Campbell’s trial illustrates the consequences of a church that rests on the laurels of its past creeds (in this case the Westminster Confession of Faith) while refusing to continue to think biblically and theologically about faith in the midst of contemporary life. It was the church’s desire to preserve “Westminster orthodoxy” that led it to place that confession’s authority above the Bible.
Campbell taught that Christ died to reveal the loving heart of God toward all humanity, not to change God’s heart toward us or to win the benefits of salvation for a select few.
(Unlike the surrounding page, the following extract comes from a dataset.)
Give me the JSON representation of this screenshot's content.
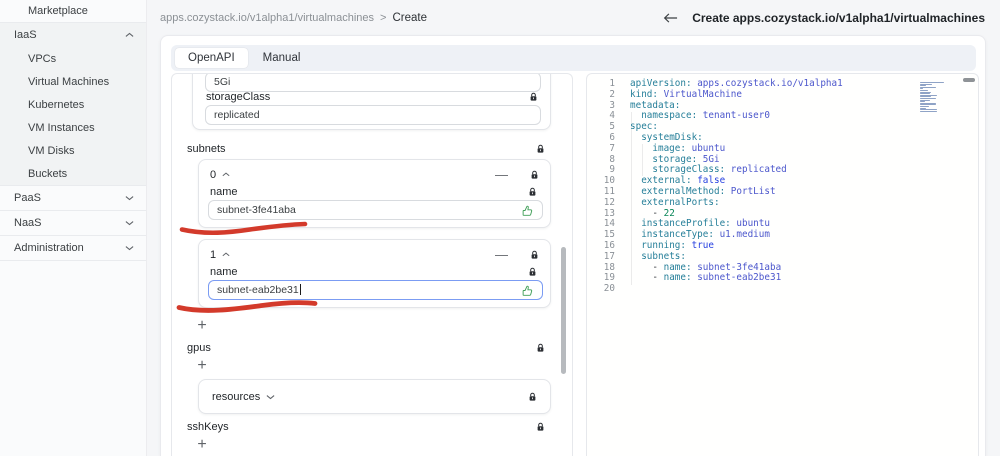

He laid out his arguments, citing the Bible and other confessions, including the Heidelberg Catechism and the Scots Confession, to support his teachings. But he was sternly told by opponents: “We are far from appealing to the word of God on this ground; it is by the [Westminster] Confession of Faith that we must stand; by it we hold our livings.” In other words, the Westminster Confession tells us what the Bible means.
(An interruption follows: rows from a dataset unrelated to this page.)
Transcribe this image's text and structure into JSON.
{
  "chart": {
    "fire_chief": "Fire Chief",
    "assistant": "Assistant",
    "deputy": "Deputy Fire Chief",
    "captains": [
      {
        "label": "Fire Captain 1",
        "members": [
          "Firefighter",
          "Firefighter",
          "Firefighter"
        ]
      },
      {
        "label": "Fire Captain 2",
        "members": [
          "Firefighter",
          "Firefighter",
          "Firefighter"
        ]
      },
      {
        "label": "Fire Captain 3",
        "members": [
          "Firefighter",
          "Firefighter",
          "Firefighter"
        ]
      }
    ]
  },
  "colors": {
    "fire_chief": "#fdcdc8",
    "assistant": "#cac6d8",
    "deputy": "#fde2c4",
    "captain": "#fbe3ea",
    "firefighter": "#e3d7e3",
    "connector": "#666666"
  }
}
It is ironic that a court of the church would refuse to admit the Bible into evidence, but perhaps it should not be entirely surprising. After all, the Bible is rich in precisely the kind of tensions that serve as signposts of God’s mystery. Being reminded that “God so loved the world that he gave his only Son, so that everyone who believes in him may not perish but may have eternal life” (John 3:16) jeopardized the prosecution’s case and complicated a settled view of God and the world.
The tensions among the books contained in our Bible bear witness to a God much bigger than our categories. The Gospels, each of which is titled in Greek, Kata (“According to…”), can never be harmonized without irreparable loss. Similar tensions exist between statements of faith composed in various historical eras in response to specific crises. But taken together, these great faith confessions assembled in the Presbyterian Church (U.S.A.)’s Book of Confessions bear witness to the greatness of the God revealed in Christ.
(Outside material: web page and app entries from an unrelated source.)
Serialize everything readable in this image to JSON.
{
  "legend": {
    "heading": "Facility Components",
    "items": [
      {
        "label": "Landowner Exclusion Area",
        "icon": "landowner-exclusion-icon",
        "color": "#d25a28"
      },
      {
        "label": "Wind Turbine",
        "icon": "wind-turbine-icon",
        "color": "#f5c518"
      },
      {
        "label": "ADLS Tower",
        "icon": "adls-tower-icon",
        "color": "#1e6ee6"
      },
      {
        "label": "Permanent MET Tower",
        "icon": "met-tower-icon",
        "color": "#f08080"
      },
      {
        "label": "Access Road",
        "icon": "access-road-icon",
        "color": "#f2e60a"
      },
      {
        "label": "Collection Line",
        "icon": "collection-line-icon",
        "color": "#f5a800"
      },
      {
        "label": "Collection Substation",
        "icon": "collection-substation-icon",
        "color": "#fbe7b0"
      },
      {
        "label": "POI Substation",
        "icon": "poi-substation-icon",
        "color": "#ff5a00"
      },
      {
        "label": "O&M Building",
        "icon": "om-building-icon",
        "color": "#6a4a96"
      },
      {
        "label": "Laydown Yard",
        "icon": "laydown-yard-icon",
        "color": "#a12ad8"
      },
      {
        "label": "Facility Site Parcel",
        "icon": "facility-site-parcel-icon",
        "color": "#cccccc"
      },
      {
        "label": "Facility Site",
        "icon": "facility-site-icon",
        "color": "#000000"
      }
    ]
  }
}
Prepare to be surprised
Canadian theologian George Tuttle described the Church of Scotland in Campbell’s time as “suffering from theological bankruptcy and party strife.” Ministers were so afraid of being perceived as unorthodox they sacrificed the sense of adventure, which is essential to orthodoxy. The church forgot that orthodoxy’s duty is to preserve the irreducible tensions in our faith — if, that is, our faith is to be true to the always surprising God revealed in Christ.
If heresy means settling for a smaller God, orthodoxy must prepare to be surprised by God’s greatness, grace and mystery. The adventure of orthodoxy inevitably leads us to Paul’s song of wonder in Romans 11:33: “O the depth of the riches and wisdom and knowledge of God! How unsearchable are [God’s] judgments and how inscrutable [God’s] ways!”
To learn more
- Heretics for Armchair Theologians, by Justo L. Gonzalez and Catherine Gunsalus Gonzalez (Westminster John Knox Press, 2008)
- Invitation to Theology: A Guide to Study, Conversation and Practice, by Michael Jinkins (InterVarsity Press, 2001)
- Theological Turning Points: Major Issues in Christian Thought, by Donald McKim (Westminster John Knox Press, 1989)